One of our new yarns, Berroco Mykonos™, is a little different from the rest. Mykonos is a core-spun yarn, which means it’s really two yarns, one wrapped around the other. The core of Mykonos is a super strong linen, which give this yarn its beautiful drape. The linen is covered in a wrapper of rayon which gives it the shimmery, slippery surface. Lovely to work with and to wear but how to weave in the ends?
The weather’s finally warming up here in New England so I’m looking at my warm-weather knits and trying to figure out what to wear. One of the key components of knitwear for summer is picking a yarn that will be lightweight and comfortable against the skin, and cotton blend yarns such as Berroco Fiora® fit that bill perfectly.
We’re chugging away on our Odora Shawl KAL! For anyone who is knitting with us but is new to lace knitting, you might have some questions about the chart repeat section that shows up on Chart 2. Understanding knitting charts can be really easy once you understand the mechanics, so let’s take a look at part of Chart 2 so we can understand how everything’s working. Read more
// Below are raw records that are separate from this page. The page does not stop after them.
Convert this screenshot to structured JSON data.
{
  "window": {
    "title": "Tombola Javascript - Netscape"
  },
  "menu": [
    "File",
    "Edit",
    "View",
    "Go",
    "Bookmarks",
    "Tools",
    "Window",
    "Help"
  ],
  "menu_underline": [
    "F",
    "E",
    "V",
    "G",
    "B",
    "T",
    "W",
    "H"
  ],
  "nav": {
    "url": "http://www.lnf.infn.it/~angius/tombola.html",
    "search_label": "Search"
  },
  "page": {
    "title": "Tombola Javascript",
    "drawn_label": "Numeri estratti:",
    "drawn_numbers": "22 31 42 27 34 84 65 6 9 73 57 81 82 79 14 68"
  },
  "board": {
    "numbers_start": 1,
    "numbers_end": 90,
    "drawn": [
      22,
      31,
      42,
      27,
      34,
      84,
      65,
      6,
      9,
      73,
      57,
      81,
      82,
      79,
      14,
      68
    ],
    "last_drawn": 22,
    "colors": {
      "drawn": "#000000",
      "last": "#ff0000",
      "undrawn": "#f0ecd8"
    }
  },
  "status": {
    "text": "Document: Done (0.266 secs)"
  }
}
The designer Julia Farwell-Clay has a great gift for clever knitting. Her work reflects her brilliant mind, with clever twists on traditional motifs and technique. All that said, what always gets me about her work is how she uses patterns. Julia’s Metronome, designed for Berroco Ultra Alpaca Light, is a perfect example of what I mean.
Last week, designer Kristen TenDyke described in detail the construction of her Homa Sweater, designed in Berroco Remix®. Kristen talked about why she chose to use Remix for this sweater, and had previously written a review about Remix on her website. I had not yet knit with Remix, so I figured that today, to coincide with the announcement of our giveaway winner, I’d take a look at this recycled fiber yarn!
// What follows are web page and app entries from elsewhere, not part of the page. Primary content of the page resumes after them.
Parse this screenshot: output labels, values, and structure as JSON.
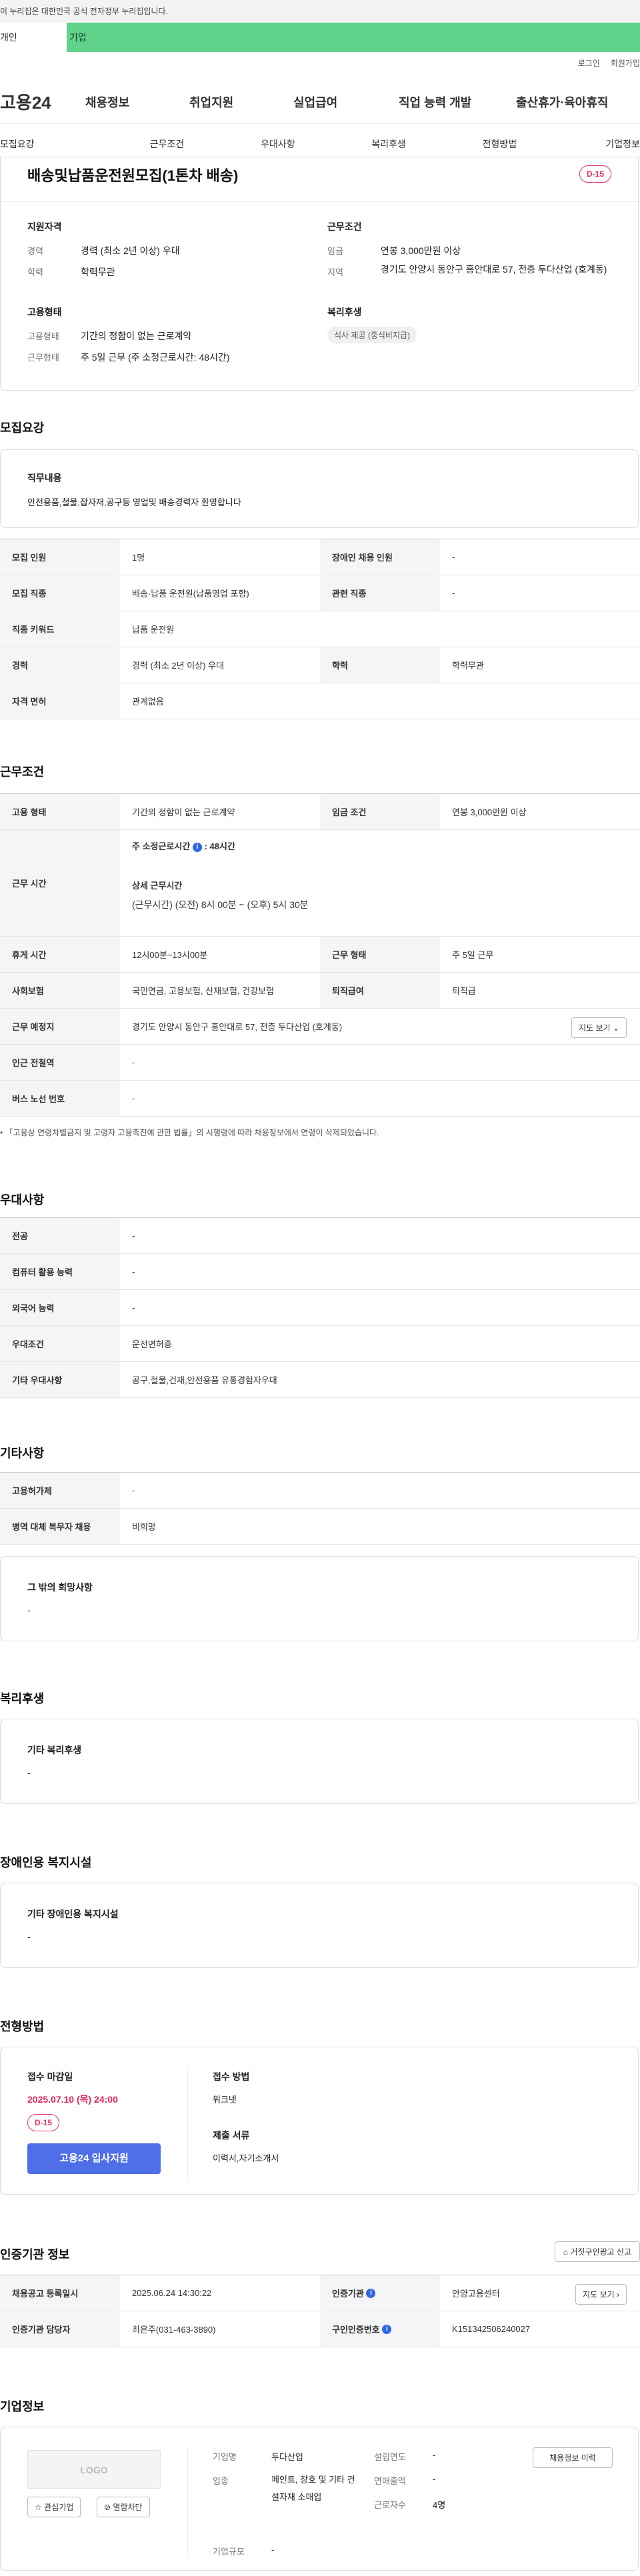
{
  "gov_banner": "이 누리집은 대한민국 공식 전자정부 누리집입니다.",
  "top_tabs": {
    "individual": "개인",
    "company": "기업"
  },
  "util": {
    "login": "로그인",
    "join": "회원가입"
  },
  "logo": "고용24",
  "gnb": [
    "채용정보",
    "취업지원",
    "실업급여",
    "직업 능력 개발",
    "출산휴가·육아휴직"
  ],
  "subnav": [
    "모집요강",
    "근무조건",
    "우대사항",
    "복리후생",
    "전형방법",
    "기업정보"
  ],
  "job": {
    "title": "배송및납품운전원모집(1톤차 배송)",
    "dday": "D-15",
    "qual_h": "지원자격",
    "cond_h": "근무조건",
    "type_h": "고용형태",
    "welfare_h": "복리후생",
    "career_l": "경력",
    "career_v": "경력 (최소 2년 이상) 우대",
    "edu_l": "학력",
    "edu_v": "학력무관",
    "wage_l": "임금",
    "wage_v": "연봉 3,000만원 이상",
    "region_l": "지역",
    "region_v": "경기도 안양시 동안구 흥안대로 57, 전층 두다산업 (호계동)",
    "emp_l": "고용형태",
    "emp_v": "기간의 정함이 없는 근로계약",
    "work_l": "근무형태",
    "work_v": "주 5일 근무 (주 소정근로시간: 48시간)",
    "welfare_chip": "식사 제공 (중식비지급)"
  },
  "recruit": {
    "heading": "모집요강",
    "duty_h": "직무내용",
    "duty_v": "안전용품,철물,잡자재,공구등 영업및 배송경력자 환영합니다",
    "rows": [
      [
        "모집 인원",
        "1명",
        "장애인 채용 인원",
        "-"
      ],
      [
        "모집 직종",
        "배송·납품 운전원(납품영업 포함)",
        "관련 직종",
        "-"
      ],
      [
        "직종 키워드",
        "납품 운전원"
      ],
      [
        "경력",
        "경력 (최소 2년 이상) 우대",
        "학력",
        "학력무관"
      ],
      [
        "자격 면허",
        "관계없음"
      ]
    ]
  },
  "conditions": {
    "heading": "근무조건",
    "emp_th": "고용 형태",
    "emp_td": "기간의 정함이 없는 근로계약",
    "wage_th": "임금 조건",
    "wage_td": "연봉 3,000만원 이상",
    "hours_th": "근무 시간",
    "hours_week": "주 소정근로시간",
    "hours_week_v": ": 48시간",
    "hours_detail_h": "상세 근무시간",
    "hours_detail_v": "(근무시간) (오전) 8시 00분 ~ (오후) 5시 30분",
    "rest_th": "휴게 시간",
    "rest_td": "12시00분~13시00분",
    "form_th": "근무 형태",
    "form_td": "주 5일 근무",
    "ins_th": "사회보험",
    "ins_td": "국민연금, 고용보험, 산재보험, 건강보험",
    "retire_th": "퇴직급여",
    "retire_td": "퇴직급",
    "place_th": "근무 예정지",
    "place_td": "경기도 안양시 동안구 흥안대로 57, 전층 두다산업 (호계동)",
    "map_btn": "지도 보기",
    "subway_th": "인근 전철역",
    "subway_td": "-",
    "bus_th": "버스 노선 번호",
    "bus_td": "-",
    "note": "「고용상 연령차별금지 및 고령자 고용촉진에 관한 법률」의 시행령에 따라 채용정보에서 연령이 삭제되었습니다."
  },
  "prefer": {
    "heading": "우대사항",
    "rows": [
      [
        "전공",
        "-"
      ],
      [
        "컴퓨터 활용 능력",
        "-"
      ],
      [
        "외국어 능력",
        "-"
      ],
      [
        "우대조건",
        "운전면허증"
      ],
      [
        "기타 우대사항",
        "공구,철물,건재,안전용품 유통경험자우대"
      ]
    ]
  },
  "etc": {
    "heading": "기타사항",
    "rows": [
      [
        "고용허가제",
        "-"
      ],
      [
        "병역 대체 복무자 채용",
        "비희망"
      ]
    ],
    "other_h": "그 밖의 희망사항",
    "other_v": "-"
  },
  "welfare": {
    "heading": "복리후생",
    "sub_h": "기타 복리후생",
    "sub_v": "-"
  },
  "disabled": {
    "heading": "장애인용 복지시설",
    "sub_h": "기타 장애인용 복지시설",
    "sub_v": "-"
  },
  "selection": {
    "heading": "전형방법",
    "deadline_h": "접수 마감일",
    "deadline_v": "2025.07.10 (목) 24:00",
    "dday": "D-15",
    "apply_btn": "고용24 입사지원",
    "method_h": "접수 방법",
    "method_v": "워크넷",
    "docs_h": "제출 서류",
    "docs_v": "이력서,자기소개서"
  },
  "cert": {
    "heading": "인증기관 정보",
    "report_btn": "거짓구인광고 신고",
    "reg_th": "채용공고 등록일시",
    "reg_td": "2025.06.24 14:30:22",
    "org_th": "인증기관",
    "org_td": "안양고용센터",
    "map_btn": "지도 보기",
    "mgr_th": "인증기관 담당자",
    "mgr_td": "최은주(031-463-3890)",
    "num_th": "구인인증번호",
    "num_td": "K151342506240027"
  },
  "company": {
    "heading": "기업정보",
    "logo": "LOGO",
    "fav_btn": "관심기업",
    "block_btn": "열람차단",
    "name_l": "기업명",
    "name_v": "두다산업",
    "ind_l": "업종",
    "ind_v": "페인트, 창호 및 기타 건설자재 소매업",
    "scale_l": "기업규모",
    "scale_v": "-",
    "est_l": "설립연도",
    "est_v": "-",
    "sales_l": "연매출액",
    "sales_v": "-",
    "emp_l": "근로자수",
    "emp_v": "4명",
    "history_btn": "채용정보 이력"
  }
}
For our 2nd Annual Mother’s Day quick gifts pattern, I wanted to crochet a small accessory. I’ve been loving finding new ways to use crochet motifs lately (as you can also see in my Provence/Vera patterns in our Spring ’16 collection), and I thought it might be fun to use motifs to make a headband.
Of course, when designing, things don’t always go exactly as we expect. I found a lovely square motif and crocheted one in Berroco Mykonos, and while I liked it, I didn’t really think it would make a good headband. And I was starting to doubt the whole idea of a headband for this project. Hmmmm…
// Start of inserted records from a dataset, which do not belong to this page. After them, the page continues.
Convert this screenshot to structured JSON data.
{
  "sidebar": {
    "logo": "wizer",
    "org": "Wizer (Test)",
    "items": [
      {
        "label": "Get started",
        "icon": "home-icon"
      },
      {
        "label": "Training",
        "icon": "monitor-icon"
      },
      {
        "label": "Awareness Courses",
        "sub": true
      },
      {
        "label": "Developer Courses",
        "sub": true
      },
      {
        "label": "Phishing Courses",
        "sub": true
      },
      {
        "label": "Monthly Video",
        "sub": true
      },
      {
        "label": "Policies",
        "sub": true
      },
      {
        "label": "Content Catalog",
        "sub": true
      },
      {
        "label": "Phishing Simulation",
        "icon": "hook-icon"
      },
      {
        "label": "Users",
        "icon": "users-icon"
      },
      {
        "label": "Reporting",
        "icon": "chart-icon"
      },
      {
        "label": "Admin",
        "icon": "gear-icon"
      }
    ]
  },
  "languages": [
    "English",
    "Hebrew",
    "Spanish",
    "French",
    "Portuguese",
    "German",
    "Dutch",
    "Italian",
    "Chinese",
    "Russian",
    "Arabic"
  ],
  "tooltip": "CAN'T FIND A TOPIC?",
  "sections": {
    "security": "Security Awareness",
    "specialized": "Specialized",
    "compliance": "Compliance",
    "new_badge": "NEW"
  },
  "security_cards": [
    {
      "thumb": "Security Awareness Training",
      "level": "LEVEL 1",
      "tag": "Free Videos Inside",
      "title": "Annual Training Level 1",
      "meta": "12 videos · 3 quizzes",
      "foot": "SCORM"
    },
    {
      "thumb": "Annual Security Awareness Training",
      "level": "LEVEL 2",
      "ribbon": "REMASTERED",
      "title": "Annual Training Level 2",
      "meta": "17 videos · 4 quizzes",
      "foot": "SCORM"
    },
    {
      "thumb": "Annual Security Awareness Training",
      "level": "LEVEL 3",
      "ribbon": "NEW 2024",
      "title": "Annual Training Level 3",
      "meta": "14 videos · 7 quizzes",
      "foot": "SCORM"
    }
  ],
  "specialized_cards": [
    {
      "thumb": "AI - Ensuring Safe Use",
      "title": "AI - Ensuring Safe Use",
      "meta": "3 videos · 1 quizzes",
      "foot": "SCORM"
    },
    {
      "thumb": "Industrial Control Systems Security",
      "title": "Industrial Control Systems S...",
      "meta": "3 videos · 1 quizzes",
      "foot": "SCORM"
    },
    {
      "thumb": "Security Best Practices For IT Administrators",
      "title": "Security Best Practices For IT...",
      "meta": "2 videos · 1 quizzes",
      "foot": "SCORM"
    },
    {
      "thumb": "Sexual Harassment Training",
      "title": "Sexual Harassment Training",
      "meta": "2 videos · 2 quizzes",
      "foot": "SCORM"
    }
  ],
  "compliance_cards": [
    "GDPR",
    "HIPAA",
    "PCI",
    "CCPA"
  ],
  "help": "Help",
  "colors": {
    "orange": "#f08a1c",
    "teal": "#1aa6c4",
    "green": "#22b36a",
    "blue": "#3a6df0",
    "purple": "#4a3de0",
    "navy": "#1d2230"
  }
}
But as stared at the motif, I felt there was something kind of interesting about the corners…
Suddenly, I had a whole new idea—a necklace, using just a piece of the motif. I took the motif diagram and circled around a section of it that created a kind of tear-drop shape, like a medallion. Then I played around with some simple stitch patterns to use for the rest of the necklace—et voila! A whole new thing that I hadn’t even thought of at the start.
Epilogue: As I was writing the pattern and making my new chart, I thought, “I know I’ve used this cluster symbol in a crochet chart before.” As I looked through other crochet charts I’ve made for Berroco, I realized that the motif I started with was the same one the Brenda York adapted for her shawl design Stardust, from our Spring ’16 collection!
It just goes to show how different yarns can affect a pattern, because I didn’t even recognize it.